Respect workers’ seniority

Karl Compton

The indispensable, laborious work of campus custodians, who sweep and scrub and keep our campus clean, often goes unnoticed. The tidy environment they provide facilitates studying and learning, and also enhances the school’s attractiveness to current and future students.

Eric Smith has been working at Contra Costa College for over 23 years. After his hours were cut, he switched to a full time job at Diablo Valley College. Smith says he was happy to be working full time again, but there was a drawback. He was told his seniority in the district meant nothing when it came to picking workstations at a different campus, even though he was working in the same district. Smith argues that the Local 1 contract protects his seniority at different campuses within the same district, and he filed a grievance to settle the issue. Smith spoke to the members of the district governing board to argue his position.

“There is nothing wrong with your interpretation,” Smith was told by a member of the board about his interpretation of the contract. “Your points are valid but it’s not just how we chose to see it and this is not the place for this to be decided,” another board member said to Smith.

Under the now prevailing interpretation of the union contract, employees with less years working for the district, including employees who have not completed their probation period, get first choice of workstation over employees like Smith.

The contract language regarding seniority is being interpreted by both the district and Local 1 union in such a way that you must use your imagination to read the same thing.

Smith is still waiting for a final decision, but from the look of things, he’s already been overruled.
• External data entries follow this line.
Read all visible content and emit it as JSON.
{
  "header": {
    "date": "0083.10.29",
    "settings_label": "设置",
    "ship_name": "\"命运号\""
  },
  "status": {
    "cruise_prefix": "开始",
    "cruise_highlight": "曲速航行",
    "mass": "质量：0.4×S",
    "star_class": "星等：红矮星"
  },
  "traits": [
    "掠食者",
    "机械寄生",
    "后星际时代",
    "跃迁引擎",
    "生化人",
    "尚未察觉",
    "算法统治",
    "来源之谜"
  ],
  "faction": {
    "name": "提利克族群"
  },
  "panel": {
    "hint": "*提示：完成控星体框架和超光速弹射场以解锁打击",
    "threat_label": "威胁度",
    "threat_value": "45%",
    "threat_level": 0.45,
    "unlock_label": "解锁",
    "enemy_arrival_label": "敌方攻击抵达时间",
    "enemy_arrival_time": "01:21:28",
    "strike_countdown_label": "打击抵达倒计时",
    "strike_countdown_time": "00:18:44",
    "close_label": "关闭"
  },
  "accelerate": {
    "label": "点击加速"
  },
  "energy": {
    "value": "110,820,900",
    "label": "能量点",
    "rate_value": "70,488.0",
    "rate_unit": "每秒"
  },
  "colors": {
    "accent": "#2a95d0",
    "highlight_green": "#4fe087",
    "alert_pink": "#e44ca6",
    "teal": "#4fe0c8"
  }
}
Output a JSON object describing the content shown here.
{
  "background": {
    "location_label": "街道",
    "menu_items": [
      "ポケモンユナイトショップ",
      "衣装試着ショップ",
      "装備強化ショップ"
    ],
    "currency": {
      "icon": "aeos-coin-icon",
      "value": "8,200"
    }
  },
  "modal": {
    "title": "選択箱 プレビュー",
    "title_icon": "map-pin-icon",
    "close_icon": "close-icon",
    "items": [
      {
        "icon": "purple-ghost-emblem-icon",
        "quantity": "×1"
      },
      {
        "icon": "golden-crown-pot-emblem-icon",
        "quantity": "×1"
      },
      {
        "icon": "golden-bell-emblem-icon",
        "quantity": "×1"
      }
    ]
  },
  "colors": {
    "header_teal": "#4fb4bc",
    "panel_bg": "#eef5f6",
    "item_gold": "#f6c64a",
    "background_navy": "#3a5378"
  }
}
The board members tell Smith that his points are viable, but that ultimately means nothing on the sixth floor of the district office. If the board of governors board room is not the place for this particular case to be heard, then why is it the last stop on the grievance trail?